Harold Budd is an American avant-garde, experimental, and ambient composer who had his first release in 1978 (which, my dear reader, was most likely before you were even born). He is most notably known for his works produced by and with Brian Eno, especially the album titled Ambient 2: The Plateaux Of Mirror (Polydor, 1980), but Budd always felt being “kidnapped” into the ambient category applied for the use of his sustained and atmospheric piano playing, a technique he termed “soft pedal”. Nevertheless, at a young and ripe age of 77, Budd continues to compose and record music, with most recent releases appearing on the San Diego based Darla Records. And for that, we’re thankful!

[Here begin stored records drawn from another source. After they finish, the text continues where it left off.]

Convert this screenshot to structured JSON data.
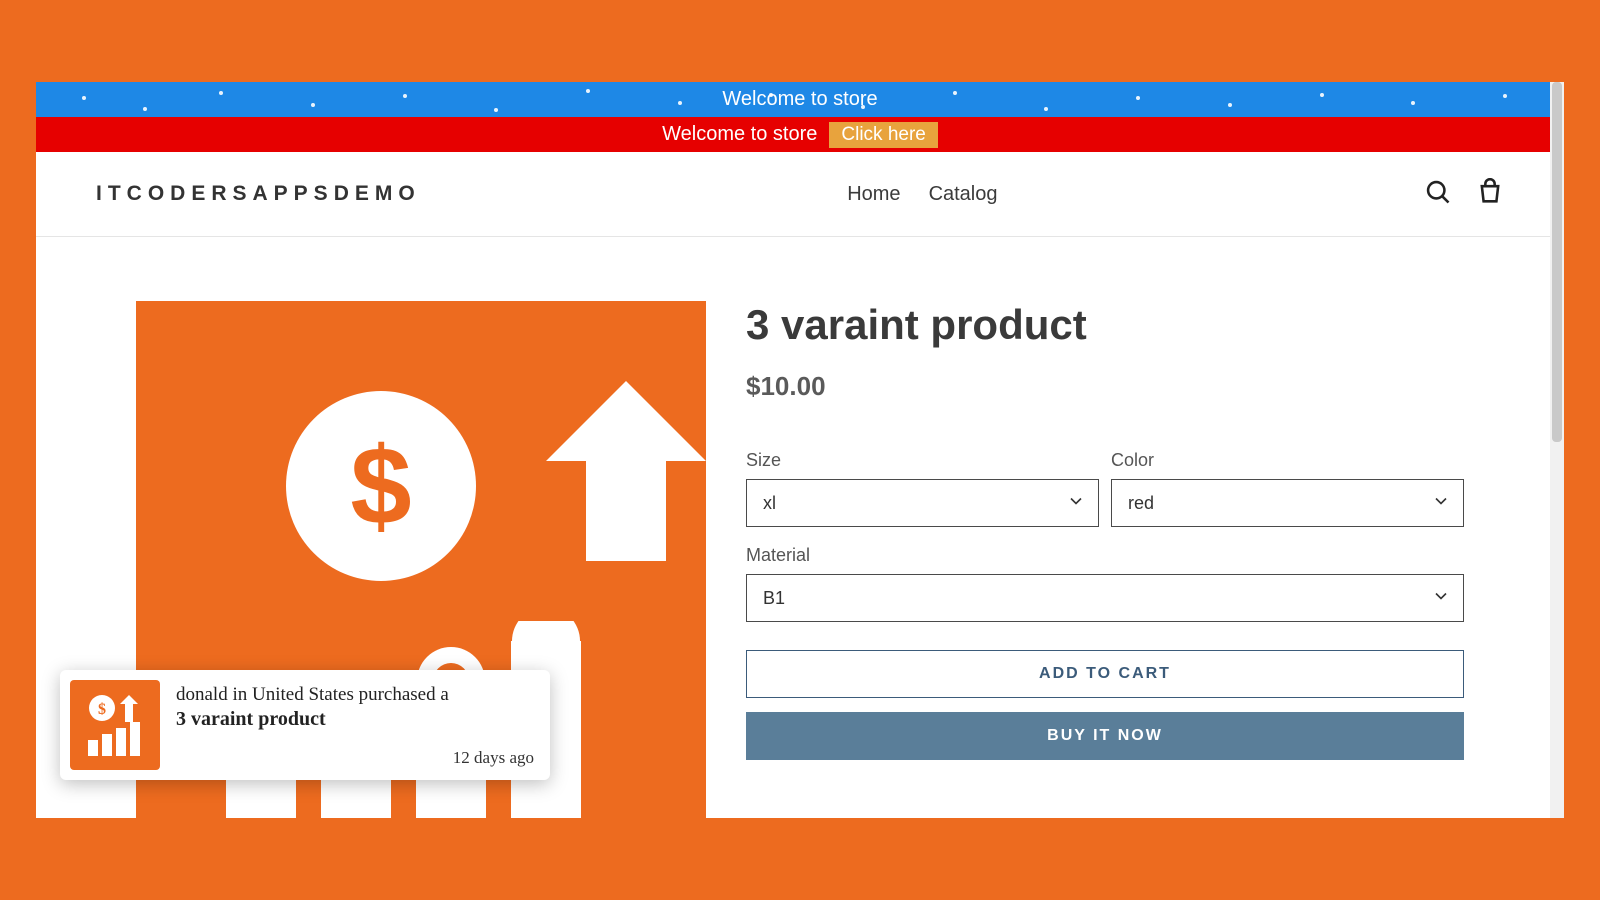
{
  "banner_blue": {
    "text": "Welcome to store"
  },
  "banner_red": {
    "text": "Welcome to store",
    "cta": "Click here"
  },
  "header": {
    "logo": "ITCODERSAPPSDEMO",
    "nav": [
      "Home",
      "Catalog"
    ]
  },
  "product": {
    "title": "3 varaint product",
    "price": "$10.00",
    "variants": {
      "size": {
        "label": "Size",
        "selected": "xl"
      },
      "color": {
        "label": "Color",
        "selected": "red"
      },
      "material": {
        "label": "Material",
        "selected": "B1"
      }
    },
    "add_to_cart": "ADD TO CART",
    "buy_now": "BUY IT NOW"
  },
  "notification": {
    "line1": "donald in United States purchased a",
    "line2": "3 varaint product",
    "time": "12 days ago"
  }
}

On the eleven sequentially titled pieces, Jane 1-11, we find minimal compositions of cozy, hushed and serene keys, droning pads, and sparse droplets of sound. The music flows, swells and ebbs through the plateaus and valleys of silence. The plucked strings, struck marimbas and various synthetic instruments often wonder around the main theme, which is less aimless and more contemplating in nature. There is plenty of reverb, but it is administered with care, like a thin layer of ointment on a slow healing wound. The rest is explored through ongoing resonance, harmony and meticulous stereo field placement. And although he seems to reject the prescribed categorization of styles, with most pieces [especially the gorgeous Jane 8], Budd seems to define what was once proclaimed by the ambient movement itself: music that is as ignorable as it is interesting.

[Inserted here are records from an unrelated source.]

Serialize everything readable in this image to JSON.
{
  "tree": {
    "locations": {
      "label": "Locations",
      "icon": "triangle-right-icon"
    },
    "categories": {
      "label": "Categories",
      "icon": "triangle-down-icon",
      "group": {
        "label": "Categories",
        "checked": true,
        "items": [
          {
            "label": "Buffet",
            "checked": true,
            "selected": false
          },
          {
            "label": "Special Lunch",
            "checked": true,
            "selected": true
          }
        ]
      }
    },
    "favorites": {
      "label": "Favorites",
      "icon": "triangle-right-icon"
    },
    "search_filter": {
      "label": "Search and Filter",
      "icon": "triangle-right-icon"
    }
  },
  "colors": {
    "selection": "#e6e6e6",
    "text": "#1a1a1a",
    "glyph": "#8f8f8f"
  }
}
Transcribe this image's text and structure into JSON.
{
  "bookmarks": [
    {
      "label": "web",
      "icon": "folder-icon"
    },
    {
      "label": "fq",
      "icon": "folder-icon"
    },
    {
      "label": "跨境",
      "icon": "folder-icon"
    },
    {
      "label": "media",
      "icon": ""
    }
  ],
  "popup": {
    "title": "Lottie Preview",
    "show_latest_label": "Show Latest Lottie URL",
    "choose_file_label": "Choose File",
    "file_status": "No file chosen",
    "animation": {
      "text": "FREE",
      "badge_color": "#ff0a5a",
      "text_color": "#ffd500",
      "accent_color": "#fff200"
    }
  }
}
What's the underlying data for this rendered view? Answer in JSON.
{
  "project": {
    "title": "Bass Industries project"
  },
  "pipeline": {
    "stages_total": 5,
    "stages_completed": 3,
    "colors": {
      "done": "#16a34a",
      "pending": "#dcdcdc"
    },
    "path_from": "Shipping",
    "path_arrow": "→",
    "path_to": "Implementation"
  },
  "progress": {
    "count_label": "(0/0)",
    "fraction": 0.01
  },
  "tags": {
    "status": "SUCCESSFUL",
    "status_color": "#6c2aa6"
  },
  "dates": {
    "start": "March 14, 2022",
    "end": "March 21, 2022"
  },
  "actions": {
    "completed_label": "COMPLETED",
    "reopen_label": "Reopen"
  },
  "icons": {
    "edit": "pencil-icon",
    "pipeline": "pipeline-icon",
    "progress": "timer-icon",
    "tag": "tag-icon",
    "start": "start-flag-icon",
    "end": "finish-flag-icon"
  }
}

“It’s simple. I broke out and broke back to my earlier days: A triangle of risk, improvisation and joy — as I say, very simple. My rules to myself were: No plan, no notes, no ideas, no microphones; except for Jane 1 I stuck to it. My other rule — the most important one — was: At least one piece per day, finished, mixed and not to be revisited again. Jane 7, 8, 9 were done in one day… Brad Ellis was my guide through this: An untiring day, ready to go again… To quote a letter to me from Mark Tobey: … “It fell off the edge of my brush.”” – Harold Budd
Since some pieces were written in just one day, do not be discouraged by the presumed haste and dismissal. After all, this is an output of a very seasoned musician we are talking about here. Hear the ease with which he paints the pallette of emotion we all strive to perfect. In the case of somewhat mysterious album title, I point you to Jane Maru, an artist who not only provided the cover art for the album, but also, most likely, the much-needed muse. Be sure to also pick up Budd’s collaboration with Eraldo Bernocchi and Robin Guthrie, titled Winter Garden (RareNoise, 2011) as well as In The Mist (Darla, 2011) and Bandits Of Stature (Darla, 2012).